    Supplies being loaded at one of eight FEMA logistics centers, which support FEMA disaster responders with critical equipment and supplies and also provide resources to states during disaster operations.
    Liz Roll/FEMA
  • 19. • Hazard Mitigation
    FEMA works proactively to reduce the physical and financial impact of future
    disasters through improved risk analysis and hazard mitigation planning, risk reduction and flood insurance. FEMA helps implement effective hazard mitigation practices in order to create safer communities, promote rapid recovery from
    floods and other disasters, and reduce the financial impact at the federal, tribal, state and local levels.
    FEMA Mitigation staff gives flood repair and prevention information to a shopper at a local home building store.
    John Ficara/FEMA
  • 20. • Public Disaster Communications
    FEMA coordinates all hazards messaging before, during and after national emergencies using three strategies: public risk communications, partnership management and employee communications.
    By successfully managing these elements, FEMA supports operational efforts and ensures clear, consistent and effective information for disaster victims and emergency management partners and stakeholders.
  • 21. A FEMA Community Relations employee talks with a victim, providing pamphlets and brochures with vital information about FEMA programs and steps to take to apply for assistance.
    Andrea Booher/ FEMA
  • 22. • Continuity Programs
    FEMA supports upgrades to and implementation of the Integrated Public Alert and Warning System. It is the lead
    agent for the Nation’s programs in ensuring the continuity of government operations and essential functions and the endurance of our constitutional form of government in a catastrophic event.
  • 23. FEMA Community Relations employees assist residents at a grass-roots level by going neighborhood by neighborhood in hard hit disaster areas ensuring everyone who needs help is getting it.
    Andrea Booher/FEMA
  • 24. Emergency responders in Level B Personal Protective Equipment conduct decontamination training at FEMA’s Center for Domestic Preparedness.

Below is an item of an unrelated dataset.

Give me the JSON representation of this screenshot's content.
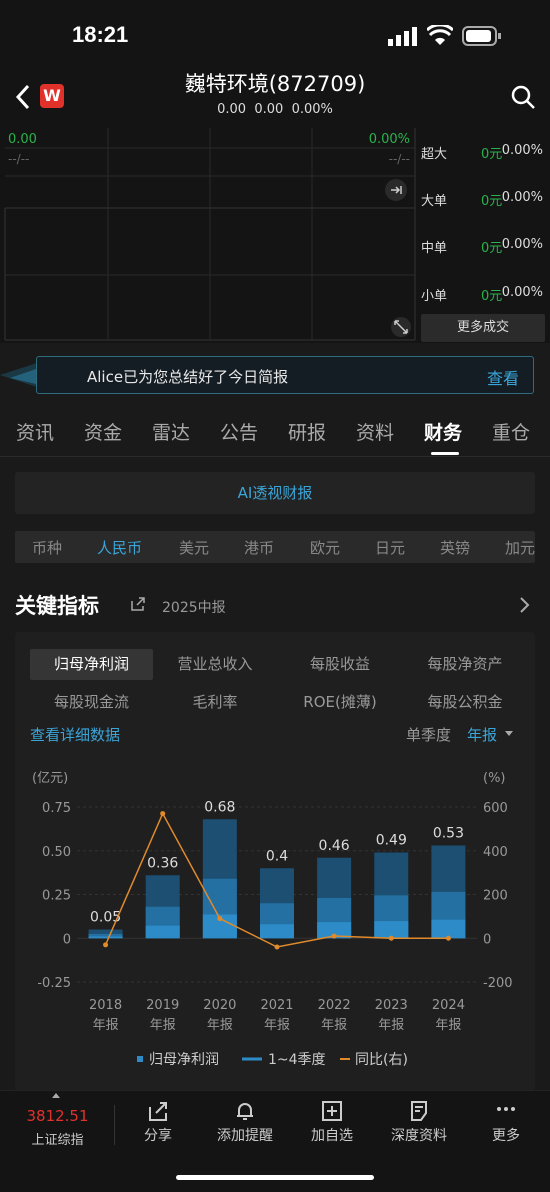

The center’s performance-based instruction features the only toxic chemical agent training for civilian responders.
  • 25.
  • 26. Flow of Requests and Assistance During Large-Scale Incidents
  • 27. Thanks!